- [Exercise goal]: Scan the records below for the string "icon" and return every line where it appears.

Source records:
===

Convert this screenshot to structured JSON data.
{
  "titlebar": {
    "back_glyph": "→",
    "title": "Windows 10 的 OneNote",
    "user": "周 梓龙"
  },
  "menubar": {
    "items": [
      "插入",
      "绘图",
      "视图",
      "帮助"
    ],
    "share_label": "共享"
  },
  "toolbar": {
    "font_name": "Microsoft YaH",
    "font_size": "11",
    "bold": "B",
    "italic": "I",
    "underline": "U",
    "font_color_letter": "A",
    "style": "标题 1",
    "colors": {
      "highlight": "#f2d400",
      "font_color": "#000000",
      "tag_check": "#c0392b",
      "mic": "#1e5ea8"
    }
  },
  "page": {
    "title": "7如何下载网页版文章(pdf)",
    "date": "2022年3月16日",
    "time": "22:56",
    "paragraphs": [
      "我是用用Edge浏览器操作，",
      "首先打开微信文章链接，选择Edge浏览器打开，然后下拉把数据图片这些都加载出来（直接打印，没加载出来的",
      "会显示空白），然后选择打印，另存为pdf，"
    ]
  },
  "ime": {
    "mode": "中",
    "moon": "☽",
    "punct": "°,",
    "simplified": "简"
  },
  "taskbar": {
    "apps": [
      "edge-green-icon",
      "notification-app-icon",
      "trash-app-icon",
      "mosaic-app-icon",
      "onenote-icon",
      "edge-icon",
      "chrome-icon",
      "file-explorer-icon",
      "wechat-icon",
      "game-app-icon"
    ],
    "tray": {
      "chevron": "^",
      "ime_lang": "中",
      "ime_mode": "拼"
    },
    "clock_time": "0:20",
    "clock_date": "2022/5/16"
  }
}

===

- [Output for this exercise]:
      "edge-green-icon",
      "notification-app-icon",
      "trash-app-icon",
      "mosaic-app-icon",
      "onenote-icon",
      "edge-icon",
      "chrome-icon",
      "file-explorer-icon",
      "wechat-icon",
      "game-app-icon"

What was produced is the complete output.